- 6+ months: By this stage, your baby may become easily distracted during feeds. Creating a calm and quiet environment can help maintain their focus and ensure a good latch. Experimenting with different breastfeeding positions, such as the side-lying position, can also offer a more comfortable latch for you and your baby.
Incorporating Proper Latch Practices During the Weaning Process
The weaning process can be an emotional time for both you and your baby, but maintaining a good latch during this transition is essential. Here are some tips to consider:
- Introduce a cup: As you gradually reduce breastfeeding sessions and introduce solid foods, offering a cup instead of a bottle can help your baby maintain a good latch and prevent nipple confusion.
- Monitor milk supply: During the weaning process, it’s crucial to monitor your milk supply and gradually reduce breastfeeding sessions to prevent engorgement and mastitis. Ensuring a proper latch when breastfeeding can help your baby effectively empty the breast and prevent discomfort.
- Seek support: Weaning can be a challenging time, so don’t hesitate to seek support from lactation consultants or breastfeeding support groups. They can offer guidance on maintaining a good latch and provide emotional support throughout the weaning process.
Ensuring Ongoing Comfort and Success with Breastfeeding as Your Baby Develops
As your baby continues to grow and develop, there are additional ways to ensure ongoing comfort and success with breastfeeding:
- Take care of yourself: Prioritize self-care by staying hydrated, eating a balanced diet, and getting enough rest. This will help maintain your milk supply and promote overall breastfeeding success.
- Practice breastfeeding support: Practice using breastfeeding pillows or cushions to maintain a good latch and reduce strain on your back and arms. Additionally, using lanolin cream or nipple balm can soothe any nipple soreness or discomfort.
- Connect with other breastfeeding mothers: Joining breastfeeding support groups or online communities can provide a valuable network of support and advice from other moms who understand the challenges and joys of breastfeeding.
By adapting latch techniques for different stages of breastfeeding, incorporating proper latch practices during the weaning process, and ensuring ongoing comfort and success, you can maintain a good latch as your baby grows, ultimately enhancing the breastfeeding experience for both you and your little one.
Frequently Asked Questions On How Baby Should Latch
How Can I Get My Baby To Latch Deeper?
To help your baby latch deeper, try positioning them so their nose is level with your nipple. Make sure their mouth is wide open before bringing them onto the breast. You can also support your breast with your hand to encourage a deeper latch.
What Does A Bad Latch Look Like?
A bad latch can be identified when the baby’s mouth is not fully around the nipple, causing pain and discomfort during breastfeeding.
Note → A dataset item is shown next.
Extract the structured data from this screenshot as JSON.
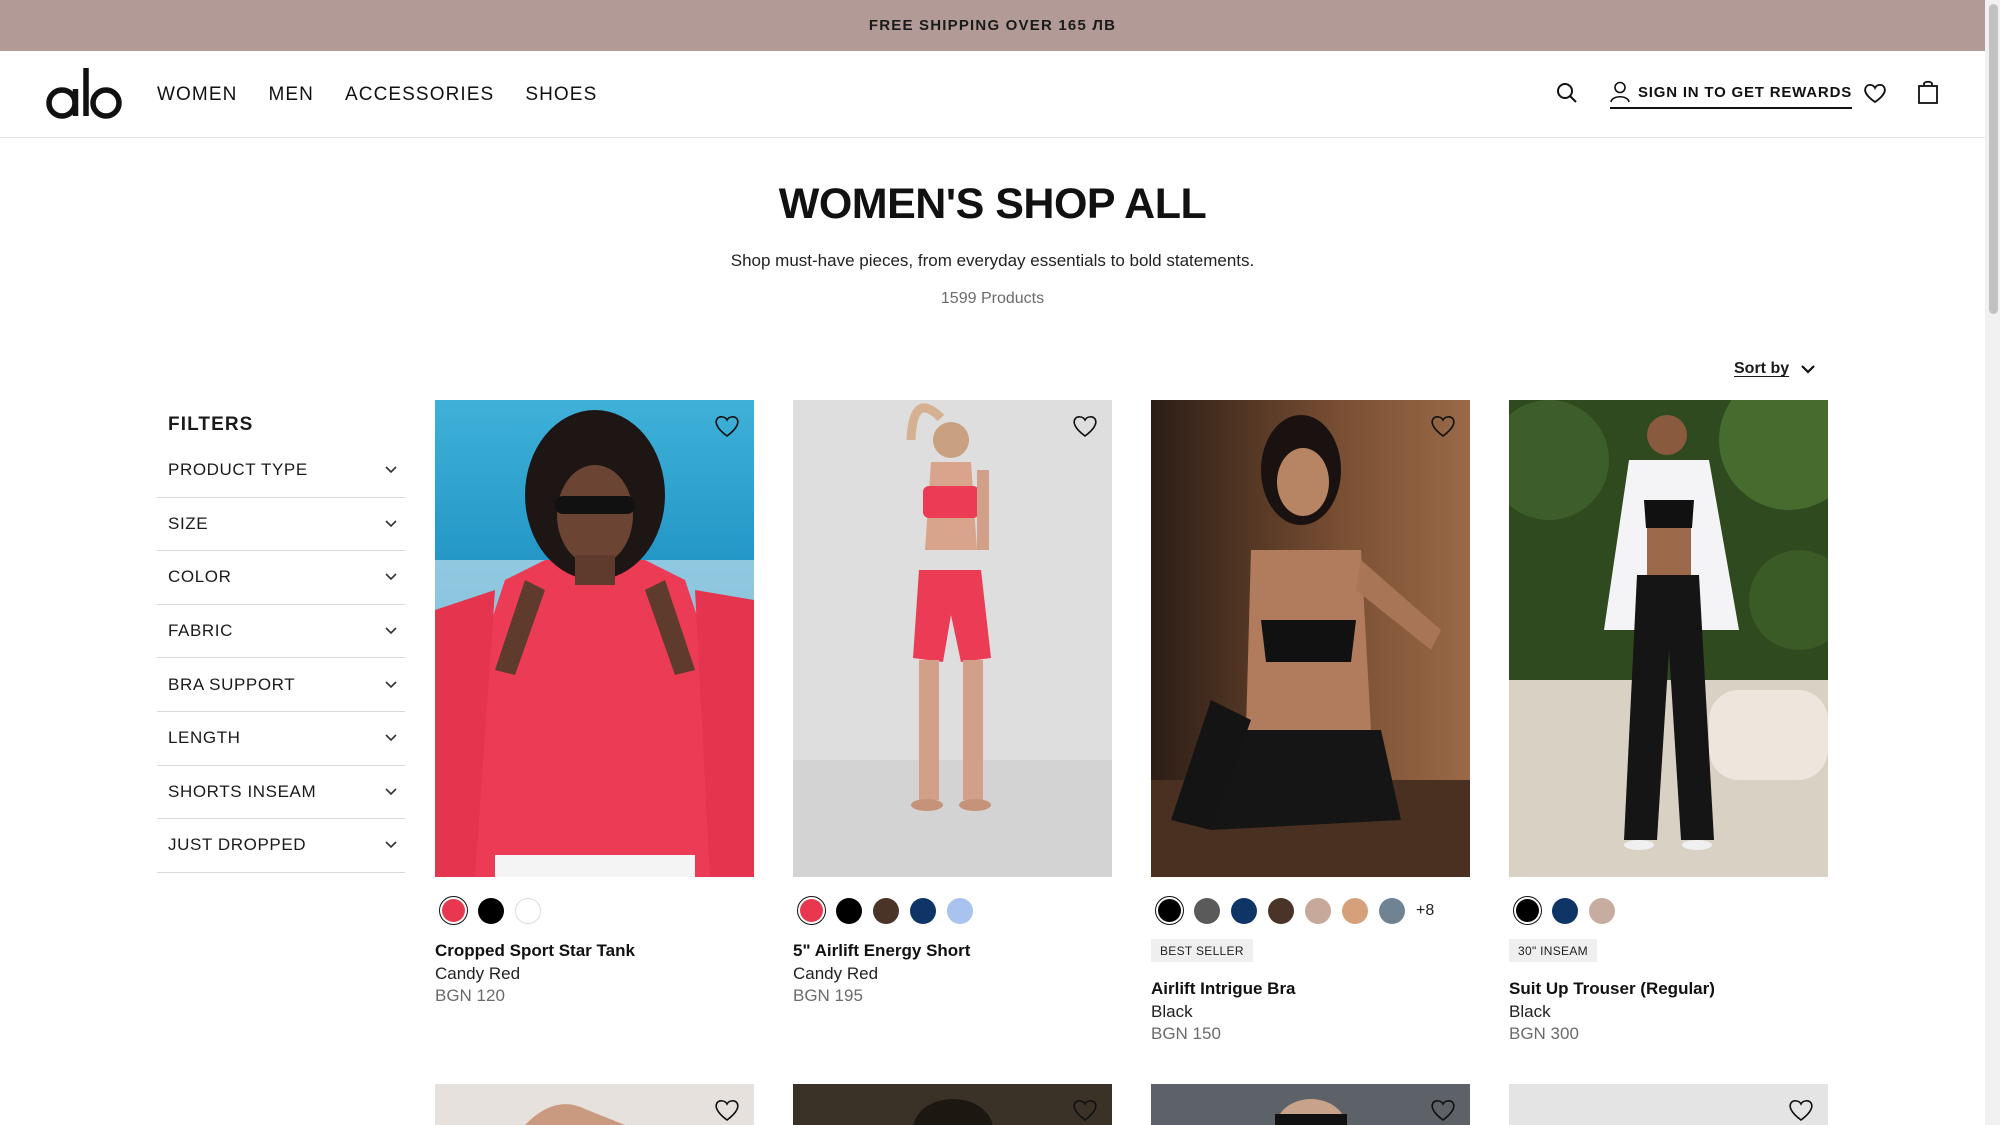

The lips might be curled inward, and you may hear clicking noises. It is important to correct the latch to ensure proper milk transfer and avoid nipple soreness.
How Long Should A Baby Latch On Each Breast?
A baby should latch on each breast for about 10 to 15 minutes per feeding session. It helps ensure they get enough milk and maintain good breastfeeding habits.
Why Is My Baby Not Latching Properly?
If your baby is not latching properly, it could be due to various reasons such as improper positioning, a shallow latch, nipple confusion, or tongue tie. It’s important to seek guidance from a lactation consultant or healthcare provider to identify and address the underlying issue for successful breastfeeding.
Ensuring a proper latch for your baby is essential for successful breastfeeding. By following the steps outlined you can create a comfortable and effective feeding experience for both you and your little one. Remember to seek assistance from a lactation consultant or healthcare professional if you encounter any difficulties.
With practice and patience, you can establish a strong breastfeeding relationship with your baby. Happy nursing!